The Court recognizes that Occidental's objections to the SEC's reverse-FOIA process requires a test of each page of paper to be disclosed.
This proper tactic adds to short-term delay. Nonetheless, considering the years of further work necessary to complete processing of the Weinberg blunderbuss request, which encompasses approximately 210 boxes of documents, time benefits will later accrue to the requestor in the long haul if procedures are set into proper order from the outset.
The Commission's position in processing Occidental's confidential substantiations for disclosure simultaneously with its review of the underlying documents is self-defeating. When a court test of the Commission's rulings is a certainty, it is surely an irrational act not to accommodate a concern of one in Occidental's position, by at least reserving for separate consideration the disclosure of the substantiation materials until after the validity of the disclosure decision pertaining to the documents themselves has been judicially tested.
An oral approach to these problems leads to misunderstanding, as it has here. But anyone required to justify confidential treatment should not have his hands tied behind his back from the outset so that he is unable to put his case fully and fairly before the decider on paper. Serious questions of policy and fair play are involved.

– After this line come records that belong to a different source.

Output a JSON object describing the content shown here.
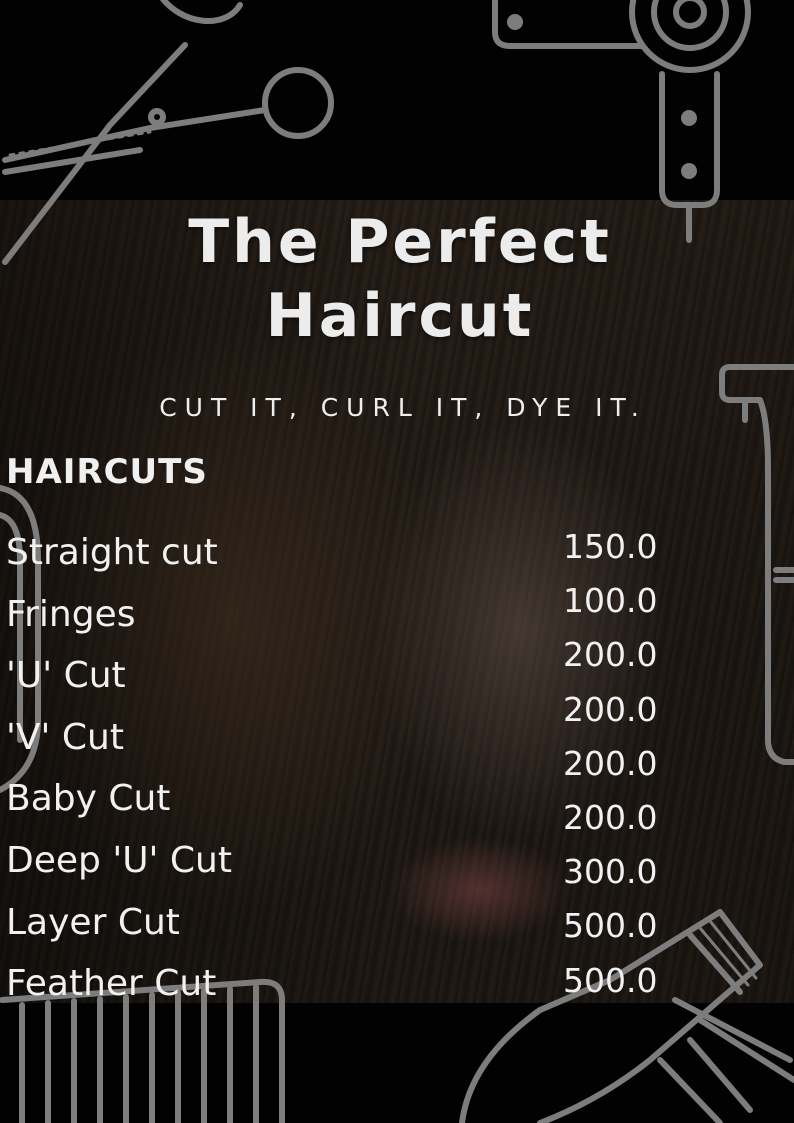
{
  "title_line1": "The Perfect",
  "title_line2": "Haircut",
  "tagline": "CUT IT, CURL IT, DYE IT.",
  "section": "HAIRCUTS",
  "menu": [
    {
      "name": "Straight cut",
      "price": "150.0"
    },
    {
      "name": "Fringes",
      "price": "100.0"
    },
    {
      "name": "'U' Cut",
      "price": "200.0"
    },
    {
      "name": "'V' Cut",
      "price": "200.0"
    },
    {
      "name": "Baby Cut",
      "price": "200.0"
    },
    {
      "name": "Deep 'U' Cut",
      "price": "300.0"
    },
    {
      "name": "Layer Cut",
      "price": "500.0"
    },
    {
      "name": "Feather Cut",
      "price": "500.0"
    }
  ],
  "extra_prices": [
    "200.0"
  ],
  "colors": {
    "background": "#000000",
    "text": "#f1f1f1",
    "line_art": "#7a7a7a"
  },
  "icons": [
    "scissors-icon",
    "hair-dryer-icon",
    "hair-clipper-icon",
    "comb-icon",
    "razor-icon"
  ]
}
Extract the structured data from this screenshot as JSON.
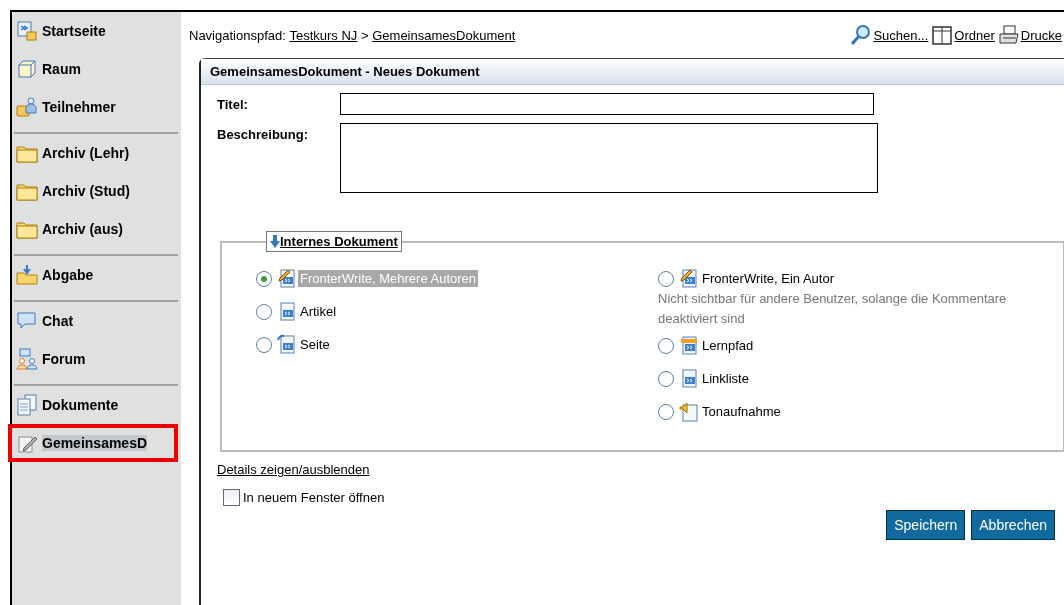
{
  "sidebar": {
    "groups": [
      [
        {
          "label": "Startseite",
          "kind": "home",
          "selected": false
        },
        {
          "label": "Raum",
          "kind": "room",
          "selected": false
        },
        {
          "label": "Teilnehmer",
          "kind": "people",
          "selected": false
        }
      ],
      [
        {
          "label": "Archiv (Lehr)",
          "kind": "folder",
          "selected": false
        },
        {
          "label": "Archiv (Stud)",
          "kind": "folder",
          "selected": false
        },
        {
          "label": "Archiv (aus)",
          "kind": "folder",
          "selected": false
        }
      ],
      [
        {
          "label": "Abgabe",
          "kind": "inbox",
          "selected": false
        }
      ],
      [
        {
          "label": "Chat",
          "kind": "chat",
          "selected": false
        },
        {
          "label": "Forum",
          "kind": "forum",
          "selected": false
        }
      ],
      [
        {
          "label": "Dokumente",
          "kind": "documents",
          "selected": false
        },
        {
          "label": "GemeinsamesD",
          "kind": "pen",
          "selected": true
        }
      ]
    ]
  },
  "breadcrumb": {
    "label": "Navigationspfad:",
    "links": [
      "Testkurs NJ",
      "GemeinsamesDokument"
    ],
    "separator": ">"
  },
  "toolbar": [
    {
      "label": "Suchen...",
      "kind": "search"
    },
    {
      "label": "Ordner",
      "kind": "book"
    },
    {
      "label": "Drucke",
      "kind": "print"
    }
  ],
  "panel": {
    "title": "GemeinsamesDokument - Neues Dokument",
    "fields": [
      {
        "label": "Titel:",
        "kind": "input"
      },
      {
        "label": "Beschreibung:",
        "kind": "textarea"
      }
    ],
    "fieldset": {
      "legend": "Internes Dokument",
      "columns": [
        [
          {
            "label": "FronterWrite, Mehrere Autoren",
            "kind": "pen",
            "selected": true
          },
          {
            "label": "Artikel",
            "kind": "doc",
            "selected": false
          },
          {
            "label": "Seite",
            "kind": "page",
            "selected": false
          }
        ],
        [
          {
            "label": "FronterWrite, Ein Autor",
            "kind": "pen",
            "selected": false,
            "note": "Nicht sichtbar für andere Benutzer, solange die Kommentare deaktiviert sind"
          },
          {
            "label": "Lernpfad",
            "kind": "path",
            "selected": false
          },
          {
            "label": "Linkliste",
            "kind": "doc",
            "selected": false
          },
          {
            "label": "Tonaufnahme",
            "kind": "sound",
            "selected": false
          }
        ]
      ]
    },
    "details_link": "Details zeigen/ausblenden",
    "new_window": {
      "label": "In neuem Fenster öffnen",
      "checked": false
    },
    "buttons": [
      "Speichern",
      "Abbrechen"
    ]
  }
}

The SEC action cannot be sustained on the present record. Clear defects in the administrative process have been revealed and these must be remedied and can only be accomplished by a remand. The Court must vacate the decision of the Commission to disclose pending further proceedings on remand before the agency to correct the deficiencies the Court has noted. What is needed is an agency decision reached under procedures that meet the requirements of the Administrative Procedure Act which is also sufficiently precise to enable prompt informed judicial review. The Commission's motion for summary judgment is denied, the agency's decision to disclose is vacated, and the case is remanded to the Commission for further proceedings consistent with this decision. An appropriate Order is filed herewith.
For reasons fully stated in a Memorandum filed this day, it is hereby
ORDERED that defendant's motion to dismiss or, alternatively, for summary judgment, is denied; and it is further
ORDERED that defendant's decision to disclose certain documents pursuant to a Freedom of Information Act request of Mr. Steven Weinberg over Occidental's objections is vacated; and it is further
ORDERED that the case is remanded to defendant for further proceedings consistent with the accompanying Memorandum.